I saw a great quote the other day. It said, “Just because you are right does not mean I am wrong. You just haven’t seen life from my side.” This concept is very applicable in communication between partners. Even though most of us may not realize what we are doing, we often go into a mode of trying to defend ourselves and prove who is right in a conversation. Time and again in therapy (and in my own personal life!) I have seen that trying to prove you are right will usually get you nowhere. So, how should we be communicating instead? As the quote said, we haven’t seen life from the other side. This means we must take the other person’s perspective and try to broaden our view of the situation and how our partner is feeling.
Here are a few tips on how to engage in perspective-taking in your communication.
- Listen. Instead of jumping to defending yourself, let your guard down and really listen to your partner.
- Put yourself in the other’s shoes. You know your partner well, so you should be able to put yourself in his or her shoes and see the situation in a way they might see it but be careful not to make assumptions.
- Seek to understand. Again, instead of defending, try to understanding where the other person is coming from.
- Focus on emotions rather than specific details. You are most likely not going to agree on the details in an argument (one of you sees a six and one of you sees a 9). However, if you try to understand how your partner was feeling instead, you can show empathy and understanding.
- You don’t have to agree. Remember that seeing someone else’s perspective doesn’t mean you are “giving in” or that you have to agree. Understanding is different than agreeing.
- Ask questions. Assuming what your partner means or is saying can lead to unnecessary misunderstandings.

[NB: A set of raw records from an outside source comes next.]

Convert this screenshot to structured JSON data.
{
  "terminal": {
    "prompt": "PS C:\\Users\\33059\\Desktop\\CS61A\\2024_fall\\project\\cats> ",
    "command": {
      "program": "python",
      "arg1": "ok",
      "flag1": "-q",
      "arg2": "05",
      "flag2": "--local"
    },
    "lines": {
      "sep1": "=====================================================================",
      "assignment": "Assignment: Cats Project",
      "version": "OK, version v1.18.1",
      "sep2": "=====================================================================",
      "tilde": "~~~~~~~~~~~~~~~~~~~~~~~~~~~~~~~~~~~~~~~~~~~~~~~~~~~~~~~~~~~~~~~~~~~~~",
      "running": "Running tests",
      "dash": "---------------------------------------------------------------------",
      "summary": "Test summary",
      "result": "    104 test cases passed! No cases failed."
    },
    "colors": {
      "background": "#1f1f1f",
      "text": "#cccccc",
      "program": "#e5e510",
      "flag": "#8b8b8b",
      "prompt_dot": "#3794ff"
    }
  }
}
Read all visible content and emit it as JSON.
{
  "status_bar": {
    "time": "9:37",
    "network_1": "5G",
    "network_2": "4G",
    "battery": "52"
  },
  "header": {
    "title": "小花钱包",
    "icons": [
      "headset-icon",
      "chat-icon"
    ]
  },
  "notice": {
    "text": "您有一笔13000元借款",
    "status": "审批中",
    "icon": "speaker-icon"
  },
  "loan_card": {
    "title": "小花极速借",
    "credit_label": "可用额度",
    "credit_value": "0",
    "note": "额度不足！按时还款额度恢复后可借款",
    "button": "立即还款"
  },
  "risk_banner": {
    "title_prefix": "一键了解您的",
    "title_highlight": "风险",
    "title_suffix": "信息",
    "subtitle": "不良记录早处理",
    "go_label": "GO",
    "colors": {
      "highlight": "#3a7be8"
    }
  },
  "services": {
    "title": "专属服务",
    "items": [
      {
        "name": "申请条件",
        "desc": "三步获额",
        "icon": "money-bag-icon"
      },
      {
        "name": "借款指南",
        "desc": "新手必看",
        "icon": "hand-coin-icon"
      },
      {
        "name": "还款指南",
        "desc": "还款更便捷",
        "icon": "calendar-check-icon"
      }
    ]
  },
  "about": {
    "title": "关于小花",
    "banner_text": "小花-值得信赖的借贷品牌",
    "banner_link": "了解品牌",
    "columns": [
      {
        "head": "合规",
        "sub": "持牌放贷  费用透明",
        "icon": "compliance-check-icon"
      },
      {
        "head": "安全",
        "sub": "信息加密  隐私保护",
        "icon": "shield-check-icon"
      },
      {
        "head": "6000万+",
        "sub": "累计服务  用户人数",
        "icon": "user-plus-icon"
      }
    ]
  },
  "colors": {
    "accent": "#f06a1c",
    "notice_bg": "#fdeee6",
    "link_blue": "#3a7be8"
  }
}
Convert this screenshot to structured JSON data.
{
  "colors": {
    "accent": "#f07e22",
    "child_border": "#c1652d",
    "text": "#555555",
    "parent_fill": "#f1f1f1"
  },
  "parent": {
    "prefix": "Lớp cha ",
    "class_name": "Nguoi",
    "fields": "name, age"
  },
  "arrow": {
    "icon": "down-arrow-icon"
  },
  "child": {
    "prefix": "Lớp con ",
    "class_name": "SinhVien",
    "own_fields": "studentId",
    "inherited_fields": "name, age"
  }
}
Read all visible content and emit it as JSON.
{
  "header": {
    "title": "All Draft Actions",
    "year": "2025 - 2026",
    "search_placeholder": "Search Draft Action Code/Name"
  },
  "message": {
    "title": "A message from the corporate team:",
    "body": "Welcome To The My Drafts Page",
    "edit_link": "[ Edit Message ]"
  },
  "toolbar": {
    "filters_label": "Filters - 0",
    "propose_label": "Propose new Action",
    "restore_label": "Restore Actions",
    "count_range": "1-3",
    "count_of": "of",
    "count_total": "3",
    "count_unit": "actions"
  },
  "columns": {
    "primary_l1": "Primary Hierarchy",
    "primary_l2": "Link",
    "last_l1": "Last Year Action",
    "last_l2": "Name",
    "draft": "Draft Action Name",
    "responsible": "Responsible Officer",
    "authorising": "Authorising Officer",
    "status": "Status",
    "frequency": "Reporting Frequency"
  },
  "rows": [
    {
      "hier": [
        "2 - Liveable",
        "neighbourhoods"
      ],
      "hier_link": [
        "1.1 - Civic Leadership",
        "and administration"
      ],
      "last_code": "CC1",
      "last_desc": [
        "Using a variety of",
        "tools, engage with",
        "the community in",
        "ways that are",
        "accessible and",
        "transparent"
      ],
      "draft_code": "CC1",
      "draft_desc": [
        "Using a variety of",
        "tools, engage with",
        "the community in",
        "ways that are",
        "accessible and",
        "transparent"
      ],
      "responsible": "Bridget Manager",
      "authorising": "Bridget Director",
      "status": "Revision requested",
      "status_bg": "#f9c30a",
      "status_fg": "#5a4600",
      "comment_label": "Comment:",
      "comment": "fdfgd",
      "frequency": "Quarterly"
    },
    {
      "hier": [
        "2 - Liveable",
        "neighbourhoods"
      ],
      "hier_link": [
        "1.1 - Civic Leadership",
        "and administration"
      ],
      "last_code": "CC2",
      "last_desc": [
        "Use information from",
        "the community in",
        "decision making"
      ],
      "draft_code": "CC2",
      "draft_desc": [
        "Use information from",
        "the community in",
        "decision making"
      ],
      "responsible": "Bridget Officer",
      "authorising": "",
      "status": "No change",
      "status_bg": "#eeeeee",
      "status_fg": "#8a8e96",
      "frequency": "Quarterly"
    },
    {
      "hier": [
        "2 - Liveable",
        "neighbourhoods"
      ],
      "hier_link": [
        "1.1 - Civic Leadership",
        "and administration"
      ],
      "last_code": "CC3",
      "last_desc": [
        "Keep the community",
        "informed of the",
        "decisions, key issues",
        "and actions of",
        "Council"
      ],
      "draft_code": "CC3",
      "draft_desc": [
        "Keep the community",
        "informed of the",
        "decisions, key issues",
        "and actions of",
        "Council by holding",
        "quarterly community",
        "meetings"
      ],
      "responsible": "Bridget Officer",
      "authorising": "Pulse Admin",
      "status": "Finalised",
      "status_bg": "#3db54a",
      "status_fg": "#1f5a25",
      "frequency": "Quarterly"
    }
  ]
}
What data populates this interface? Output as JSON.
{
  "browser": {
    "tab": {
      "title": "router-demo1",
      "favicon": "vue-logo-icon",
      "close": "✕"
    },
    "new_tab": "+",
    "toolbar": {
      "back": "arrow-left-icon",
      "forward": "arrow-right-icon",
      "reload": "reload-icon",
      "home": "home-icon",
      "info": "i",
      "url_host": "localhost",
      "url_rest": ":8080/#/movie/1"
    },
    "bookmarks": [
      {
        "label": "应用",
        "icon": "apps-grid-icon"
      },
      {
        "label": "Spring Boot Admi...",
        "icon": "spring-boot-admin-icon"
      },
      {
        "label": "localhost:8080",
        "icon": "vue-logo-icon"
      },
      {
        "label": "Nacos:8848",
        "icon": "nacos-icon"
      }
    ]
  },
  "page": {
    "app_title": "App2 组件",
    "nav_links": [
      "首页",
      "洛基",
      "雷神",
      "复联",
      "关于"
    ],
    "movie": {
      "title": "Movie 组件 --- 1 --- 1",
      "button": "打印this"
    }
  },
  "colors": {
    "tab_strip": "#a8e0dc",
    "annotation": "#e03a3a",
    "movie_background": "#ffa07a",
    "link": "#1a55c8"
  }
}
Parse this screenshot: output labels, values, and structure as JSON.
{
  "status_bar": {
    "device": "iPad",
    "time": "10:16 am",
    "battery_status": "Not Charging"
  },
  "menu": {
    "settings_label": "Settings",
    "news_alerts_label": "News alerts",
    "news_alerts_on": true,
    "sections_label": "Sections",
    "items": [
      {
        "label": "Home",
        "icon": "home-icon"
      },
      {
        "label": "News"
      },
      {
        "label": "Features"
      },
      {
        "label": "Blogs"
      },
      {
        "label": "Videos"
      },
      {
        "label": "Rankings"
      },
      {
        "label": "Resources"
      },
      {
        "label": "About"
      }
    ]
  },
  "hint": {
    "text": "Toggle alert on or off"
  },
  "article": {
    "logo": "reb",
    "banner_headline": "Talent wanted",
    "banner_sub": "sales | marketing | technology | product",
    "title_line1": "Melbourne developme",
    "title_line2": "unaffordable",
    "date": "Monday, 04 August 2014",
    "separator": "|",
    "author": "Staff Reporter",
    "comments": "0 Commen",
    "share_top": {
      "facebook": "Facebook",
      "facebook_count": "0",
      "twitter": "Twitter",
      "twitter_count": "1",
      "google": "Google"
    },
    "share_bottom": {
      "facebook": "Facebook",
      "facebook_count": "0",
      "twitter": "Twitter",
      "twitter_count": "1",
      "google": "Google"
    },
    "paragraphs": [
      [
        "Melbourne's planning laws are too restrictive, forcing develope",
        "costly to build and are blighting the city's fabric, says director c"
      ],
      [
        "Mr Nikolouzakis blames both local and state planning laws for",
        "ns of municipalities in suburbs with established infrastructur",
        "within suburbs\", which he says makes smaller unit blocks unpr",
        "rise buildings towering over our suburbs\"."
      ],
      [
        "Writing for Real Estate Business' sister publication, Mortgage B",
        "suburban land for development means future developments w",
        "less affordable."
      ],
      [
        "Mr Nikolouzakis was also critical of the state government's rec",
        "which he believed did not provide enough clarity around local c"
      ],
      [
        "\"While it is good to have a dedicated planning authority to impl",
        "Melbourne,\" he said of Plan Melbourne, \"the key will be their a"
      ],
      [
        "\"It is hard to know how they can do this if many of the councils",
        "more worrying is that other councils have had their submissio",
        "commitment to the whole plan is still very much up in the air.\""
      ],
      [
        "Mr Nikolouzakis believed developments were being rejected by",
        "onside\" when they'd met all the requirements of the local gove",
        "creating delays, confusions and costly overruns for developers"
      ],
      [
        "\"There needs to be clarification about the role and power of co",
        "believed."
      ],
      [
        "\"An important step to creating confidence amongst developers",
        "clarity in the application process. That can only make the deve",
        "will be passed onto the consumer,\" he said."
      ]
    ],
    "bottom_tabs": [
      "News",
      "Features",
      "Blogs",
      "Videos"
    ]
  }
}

When you are perspective-taking, don’t be afraid to ask for clarification. “I’m hearing you say..” “Is that correct?” “Is this how you see it?”